Given entries.
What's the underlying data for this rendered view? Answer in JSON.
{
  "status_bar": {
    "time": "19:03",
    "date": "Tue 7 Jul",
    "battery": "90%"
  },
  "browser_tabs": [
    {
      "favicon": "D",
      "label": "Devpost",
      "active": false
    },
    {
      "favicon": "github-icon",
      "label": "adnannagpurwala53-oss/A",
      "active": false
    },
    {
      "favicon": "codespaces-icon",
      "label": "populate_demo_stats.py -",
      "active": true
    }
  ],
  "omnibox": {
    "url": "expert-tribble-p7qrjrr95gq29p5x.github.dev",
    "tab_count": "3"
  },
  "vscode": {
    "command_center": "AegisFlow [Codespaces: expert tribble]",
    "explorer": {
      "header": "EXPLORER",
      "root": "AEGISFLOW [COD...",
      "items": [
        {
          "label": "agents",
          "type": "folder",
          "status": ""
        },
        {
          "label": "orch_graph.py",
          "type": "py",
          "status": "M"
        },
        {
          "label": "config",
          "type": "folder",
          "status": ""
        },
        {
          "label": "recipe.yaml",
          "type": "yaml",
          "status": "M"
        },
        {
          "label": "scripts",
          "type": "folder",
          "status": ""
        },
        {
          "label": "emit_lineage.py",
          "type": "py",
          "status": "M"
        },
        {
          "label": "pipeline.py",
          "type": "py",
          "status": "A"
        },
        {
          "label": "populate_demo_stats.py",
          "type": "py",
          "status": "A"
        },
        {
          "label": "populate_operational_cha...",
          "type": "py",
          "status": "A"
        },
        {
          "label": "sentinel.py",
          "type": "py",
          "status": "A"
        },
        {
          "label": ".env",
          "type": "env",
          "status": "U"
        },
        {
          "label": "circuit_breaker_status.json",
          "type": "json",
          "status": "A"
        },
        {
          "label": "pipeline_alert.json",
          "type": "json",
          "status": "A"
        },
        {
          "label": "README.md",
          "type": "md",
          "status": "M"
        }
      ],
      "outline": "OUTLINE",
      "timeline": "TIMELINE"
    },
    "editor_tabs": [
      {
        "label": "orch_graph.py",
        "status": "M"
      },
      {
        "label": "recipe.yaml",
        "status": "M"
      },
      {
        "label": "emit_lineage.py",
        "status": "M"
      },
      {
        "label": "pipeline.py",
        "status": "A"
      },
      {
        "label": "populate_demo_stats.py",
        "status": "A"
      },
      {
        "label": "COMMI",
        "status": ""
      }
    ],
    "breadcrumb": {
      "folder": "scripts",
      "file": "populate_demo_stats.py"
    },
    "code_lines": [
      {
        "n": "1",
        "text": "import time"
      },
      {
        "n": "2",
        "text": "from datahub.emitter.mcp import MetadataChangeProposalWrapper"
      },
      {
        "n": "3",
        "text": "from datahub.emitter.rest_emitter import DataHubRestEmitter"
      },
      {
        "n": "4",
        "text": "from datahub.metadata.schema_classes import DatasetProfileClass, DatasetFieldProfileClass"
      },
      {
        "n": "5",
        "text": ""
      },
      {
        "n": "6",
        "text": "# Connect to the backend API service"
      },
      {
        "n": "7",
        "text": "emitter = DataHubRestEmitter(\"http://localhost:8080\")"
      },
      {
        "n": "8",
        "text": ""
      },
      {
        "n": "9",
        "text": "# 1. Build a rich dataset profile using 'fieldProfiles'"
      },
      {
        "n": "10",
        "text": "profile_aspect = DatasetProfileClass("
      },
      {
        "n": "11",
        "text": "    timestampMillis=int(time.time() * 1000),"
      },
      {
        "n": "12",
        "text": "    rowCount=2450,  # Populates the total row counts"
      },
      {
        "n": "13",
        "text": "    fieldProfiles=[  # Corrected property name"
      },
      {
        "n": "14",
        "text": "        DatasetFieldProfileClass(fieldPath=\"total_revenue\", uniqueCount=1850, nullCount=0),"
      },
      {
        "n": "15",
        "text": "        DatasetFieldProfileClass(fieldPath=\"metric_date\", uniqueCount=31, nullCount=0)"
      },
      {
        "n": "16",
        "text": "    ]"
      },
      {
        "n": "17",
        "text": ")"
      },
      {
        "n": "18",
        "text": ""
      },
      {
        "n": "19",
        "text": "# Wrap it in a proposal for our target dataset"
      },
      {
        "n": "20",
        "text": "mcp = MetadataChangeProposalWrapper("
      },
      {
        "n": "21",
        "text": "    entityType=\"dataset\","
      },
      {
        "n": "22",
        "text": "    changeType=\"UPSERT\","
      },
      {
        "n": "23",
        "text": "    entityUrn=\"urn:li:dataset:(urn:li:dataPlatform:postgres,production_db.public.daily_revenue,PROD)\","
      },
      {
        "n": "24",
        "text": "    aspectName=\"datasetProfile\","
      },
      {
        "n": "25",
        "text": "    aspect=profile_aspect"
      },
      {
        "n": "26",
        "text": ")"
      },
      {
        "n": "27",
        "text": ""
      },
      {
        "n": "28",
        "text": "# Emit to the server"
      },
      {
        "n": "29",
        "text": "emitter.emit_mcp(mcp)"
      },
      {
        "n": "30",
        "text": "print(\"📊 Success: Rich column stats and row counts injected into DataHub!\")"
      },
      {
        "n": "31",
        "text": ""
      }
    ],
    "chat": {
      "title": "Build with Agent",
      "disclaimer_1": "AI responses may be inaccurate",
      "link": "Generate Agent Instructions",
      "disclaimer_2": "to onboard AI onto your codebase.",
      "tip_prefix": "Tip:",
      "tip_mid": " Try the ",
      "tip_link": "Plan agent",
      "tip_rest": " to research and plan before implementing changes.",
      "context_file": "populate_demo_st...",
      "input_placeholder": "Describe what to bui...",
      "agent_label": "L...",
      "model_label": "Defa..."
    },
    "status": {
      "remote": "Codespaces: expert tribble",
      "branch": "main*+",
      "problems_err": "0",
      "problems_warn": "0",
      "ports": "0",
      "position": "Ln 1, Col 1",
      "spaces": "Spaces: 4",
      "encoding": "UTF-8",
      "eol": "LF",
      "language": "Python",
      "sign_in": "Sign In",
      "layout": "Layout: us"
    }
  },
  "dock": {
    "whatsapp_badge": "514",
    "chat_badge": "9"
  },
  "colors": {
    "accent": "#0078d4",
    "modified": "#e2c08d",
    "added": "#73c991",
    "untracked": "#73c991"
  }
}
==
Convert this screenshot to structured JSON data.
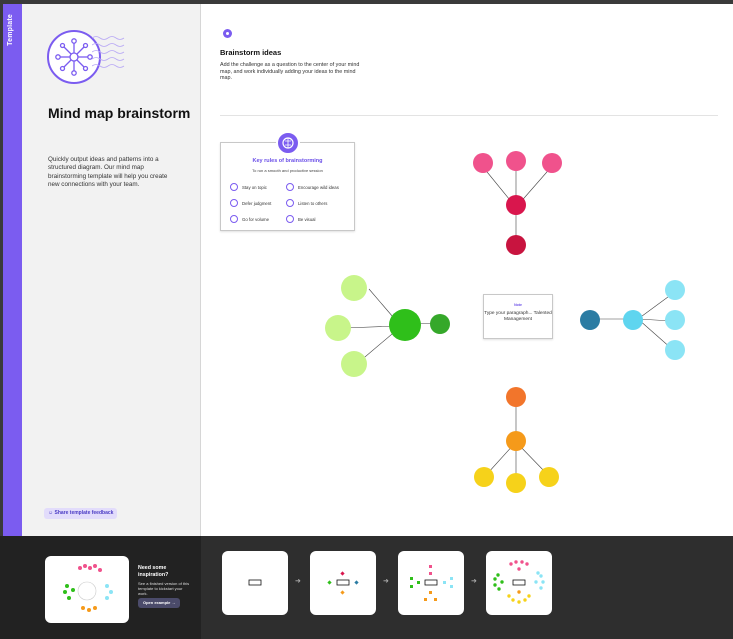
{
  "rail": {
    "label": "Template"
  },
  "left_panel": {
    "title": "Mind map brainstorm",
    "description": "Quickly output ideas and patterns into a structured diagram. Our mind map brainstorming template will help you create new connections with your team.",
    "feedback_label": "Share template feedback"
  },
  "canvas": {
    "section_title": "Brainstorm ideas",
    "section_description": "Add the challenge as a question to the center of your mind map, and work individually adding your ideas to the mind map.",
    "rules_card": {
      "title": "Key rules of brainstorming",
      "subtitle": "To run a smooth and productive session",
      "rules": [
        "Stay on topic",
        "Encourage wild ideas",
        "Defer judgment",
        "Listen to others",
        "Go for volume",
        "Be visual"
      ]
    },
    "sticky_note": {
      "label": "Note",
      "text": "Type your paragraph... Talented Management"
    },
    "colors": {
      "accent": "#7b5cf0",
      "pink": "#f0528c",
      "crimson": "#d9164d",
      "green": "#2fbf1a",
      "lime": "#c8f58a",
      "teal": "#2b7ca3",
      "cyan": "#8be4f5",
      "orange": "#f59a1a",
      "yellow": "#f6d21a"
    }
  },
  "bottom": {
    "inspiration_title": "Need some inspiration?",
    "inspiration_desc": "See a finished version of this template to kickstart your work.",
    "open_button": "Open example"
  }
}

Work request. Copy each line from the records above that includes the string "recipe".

Response.
          "label": "recipe.yaml",
        "label": "recipe.yaml",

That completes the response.